■ DIRECTIONS FOR THIS TASK: Produce an exact copy of the data below.

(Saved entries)
* * * * * * *
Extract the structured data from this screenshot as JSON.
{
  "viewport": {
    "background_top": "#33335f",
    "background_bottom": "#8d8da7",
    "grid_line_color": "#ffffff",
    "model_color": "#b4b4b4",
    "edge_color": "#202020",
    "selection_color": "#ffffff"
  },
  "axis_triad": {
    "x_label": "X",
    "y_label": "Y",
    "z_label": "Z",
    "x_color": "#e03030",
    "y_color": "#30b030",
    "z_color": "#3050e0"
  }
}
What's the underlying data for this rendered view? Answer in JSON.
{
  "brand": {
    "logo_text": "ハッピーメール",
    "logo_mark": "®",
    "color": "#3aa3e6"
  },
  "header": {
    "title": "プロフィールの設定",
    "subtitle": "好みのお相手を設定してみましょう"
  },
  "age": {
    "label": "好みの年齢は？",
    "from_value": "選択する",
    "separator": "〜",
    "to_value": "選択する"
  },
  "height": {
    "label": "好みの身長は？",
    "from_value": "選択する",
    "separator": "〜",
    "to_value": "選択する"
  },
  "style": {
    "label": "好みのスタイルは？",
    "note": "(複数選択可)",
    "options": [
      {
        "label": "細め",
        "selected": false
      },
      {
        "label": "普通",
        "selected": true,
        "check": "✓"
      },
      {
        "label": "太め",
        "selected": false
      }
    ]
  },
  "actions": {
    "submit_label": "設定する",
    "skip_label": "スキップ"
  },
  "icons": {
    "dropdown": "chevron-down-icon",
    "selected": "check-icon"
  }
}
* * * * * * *
■ SOLUTION FOR THIS PROBLEM:
Extract the structured data from this screenshot as JSON.
{
  "viewport": {
    "background_top": "#33335f",
    "background_bottom": "#8d8da7",
    "grid_line_color": "#ffffff",
    "model_color": "#b4b4b4",
    "edge_color": "#202020",
    "selection_color": "#ffffff"
  },
  "axis_triad": {
    "x_label": "X",
    "y_label": "Y",
    "z_label": "Z",
    "x_color": "#e03030",
    "y_color": "#30b030",
    "z_color": "#3050e0"
  }
}
What's the underlying data for this rendered view? Answer in JSON.
{
  "brand": {
    "logo_text": "ハッピーメール",
    "logo_mark": "®",
    "color": "#3aa3e6"
  },
  "header": {
    "title": "プロフィールの設定",
    "subtitle": "好みのお相手を設定してみましょう"
  },
  "age": {
    "label": "好みの年齢は？",
    "from_value": "選択する",
    "separator": "〜",
    "to_value": "選択する"
  },
  "height": {
    "label": "好みの身長は？",
    "from_value": "選択する",
    "separator": "〜",
    "to_value": "選択する"
  },
  "style": {
    "label": "好みのスタイルは？",
    "note": "(複数選択可)",
    "options": [
      {
        "label": "細め",
        "selected": false
      },
      {
        "label": "普通",
        "selected": true,
        "check": "✓"
      },
      {
        "label": "太め",
        "selected": false
      }
    ]
  },
  "actions": {
    "submit_label": "設定する",
    "skip_label": "スキップ"
  },
  "icons": {
    "dropdown": "chevron-down-icon",
    "selected": "check-icon"
  }
}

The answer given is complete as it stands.